'''
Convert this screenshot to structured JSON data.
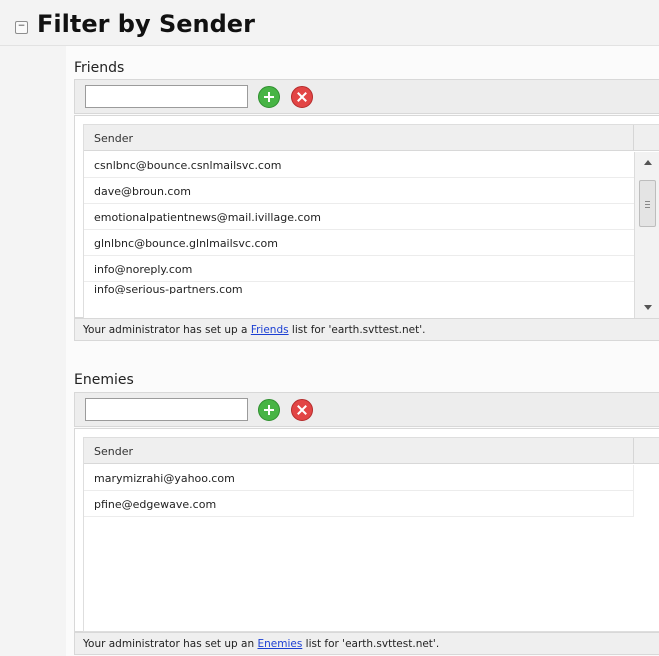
{
  "header": {
    "title": "Filter by Sender",
    "collapse_glyph": "−"
  },
  "friends": {
    "label": "Friends",
    "input_value": "",
    "add_icon": "add-circle-icon",
    "remove_icon": "remove-circle-icon",
    "column_header": "Sender",
    "rows": [
      "csnlbnc@bounce.csnlmailsvc.com",
      "dave@broun.com",
      "emotionalpatientnews@mail.ivillage.com",
      "glnlbnc@bounce.glnlmailsvc.com",
      "info@noreply.com",
      "info@serious-partners.com"
    ],
    "note_prefix": "Your administrator has set up a ",
    "note_link": "Friends",
    "note_suffix": " list for 'earth.svttest.net'."
  },
  "enemies": {
    "label": "Enemies",
    "input_value": "",
    "add_icon": "add-circle-icon",
    "remove_icon": "remove-circle-icon",
    "column_header": "Sender",
    "rows": [
      "marymizrahi@yahoo.com",
      "pfine@edgewave.com"
    ],
    "note_prefix": "Your administrator has set up an ",
    "note_link": "Enemies",
    "note_suffix": " list for 'earth.svttest.net'."
  },
  "colors": {
    "add_green": "#47b445",
    "remove_red": "#e24545",
    "link_blue": "#1b3fd3"
  }
}
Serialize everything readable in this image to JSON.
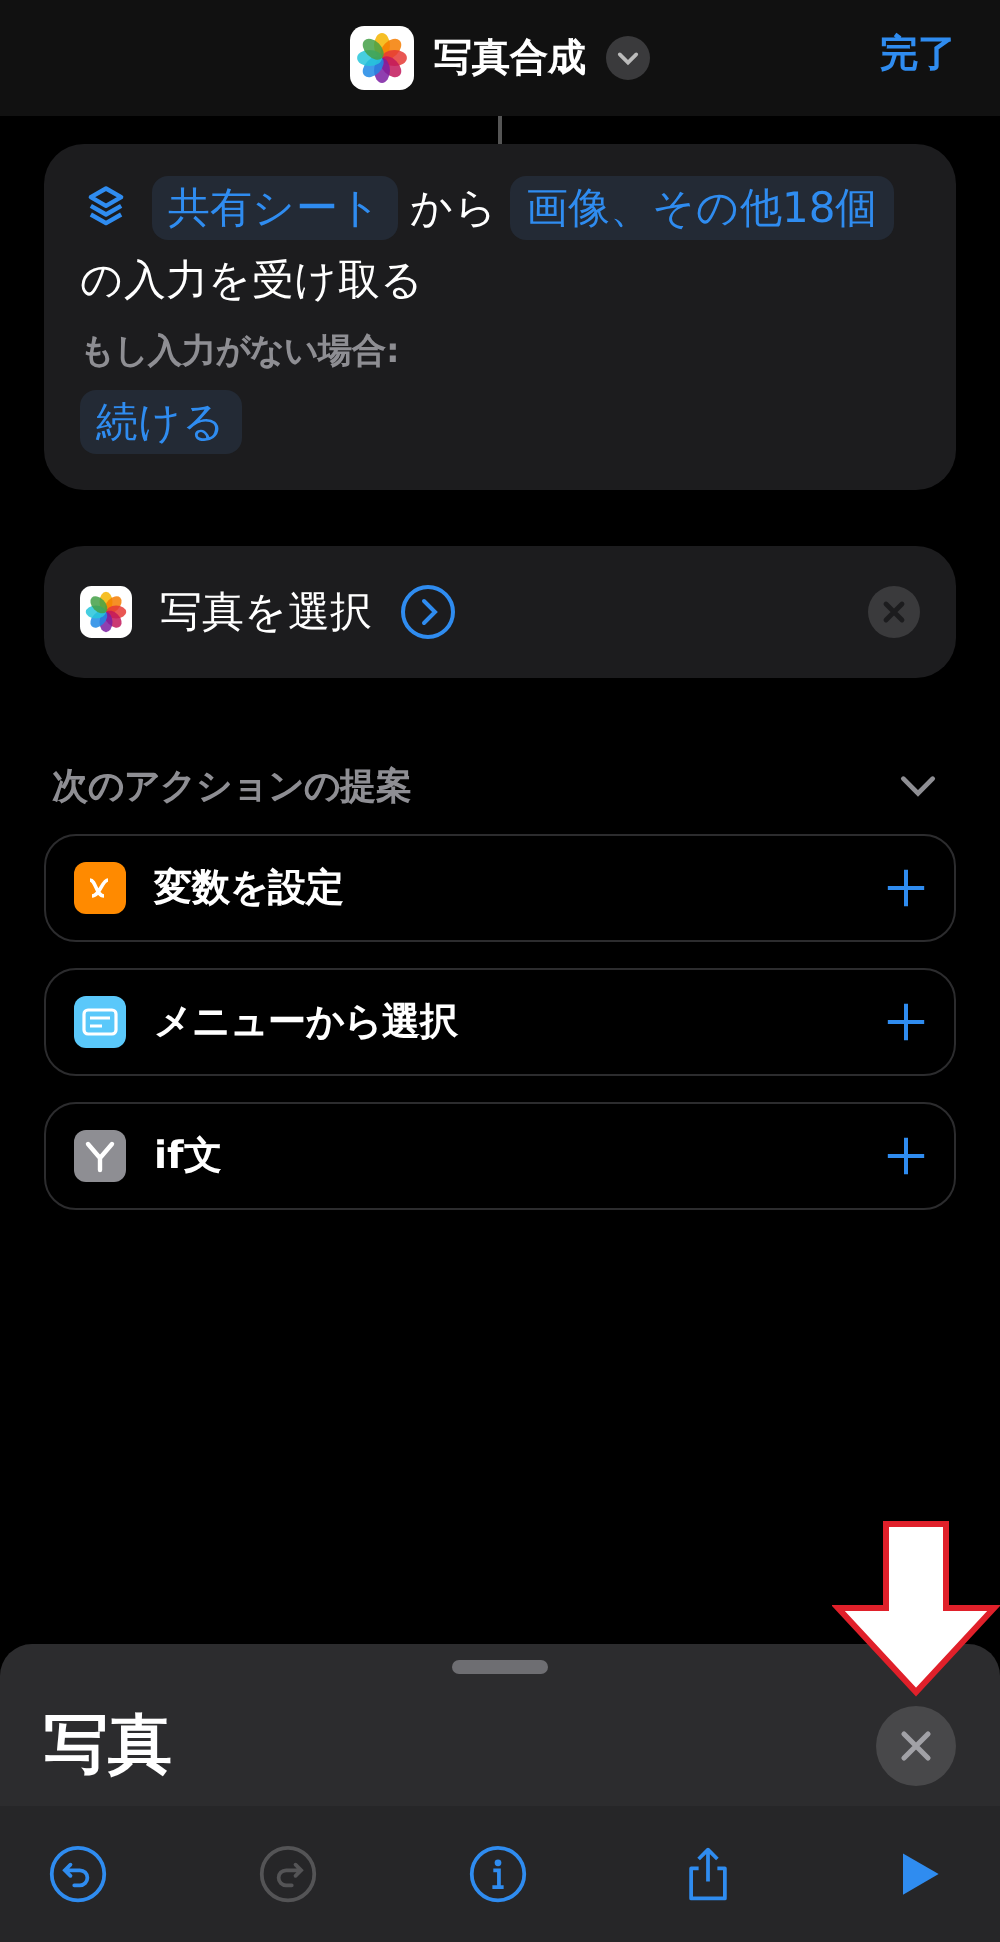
{
  "header": {
    "title": "写真合成",
    "done": "完了"
  },
  "receive_action": {
    "parts": [
      {
        "kind": "token",
        "text": "共有シート"
      },
      {
        "kind": "text",
        "text": "から"
      },
      {
        "kind": "token",
        "text": "画像、その他18個"
      },
      {
        "kind": "text",
        "text": "の入力を受け取る"
      }
    ],
    "fallback_label": "もし入力がない場合:",
    "fallback_value": "続ける"
  },
  "select_action": {
    "title": "写真を選択"
  },
  "suggestions": {
    "title": "次のアクションの提案",
    "expanded": true,
    "items": [
      {
        "label": "変数を設定",
        "kind": "variable"
      },
      {
        "label": "メニューから選択",
        "kind": "menu"
      },
      {
        "label": "if文",
        "kind": "if"
      }
    ]
  },
  "sheet": {
    "title": "写真"
  },
  "toolbar": [
    {
      "kind": "undo",
      "disabled": false
    },
    {
      "kind": "redo",
      "disabled": true
    },
    {
      "kind": "info",
      "disabled": false
    },
    {
      "kind": "share",
      "disabled": false
    },
    {
      "kind": "run",
      "disabled": false
    }
  ]
}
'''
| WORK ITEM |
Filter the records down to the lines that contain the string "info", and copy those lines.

| REPLY TO THE TASK |
      "info@noreply.com",
      "info@serious-partners.com"
      "kind": "info",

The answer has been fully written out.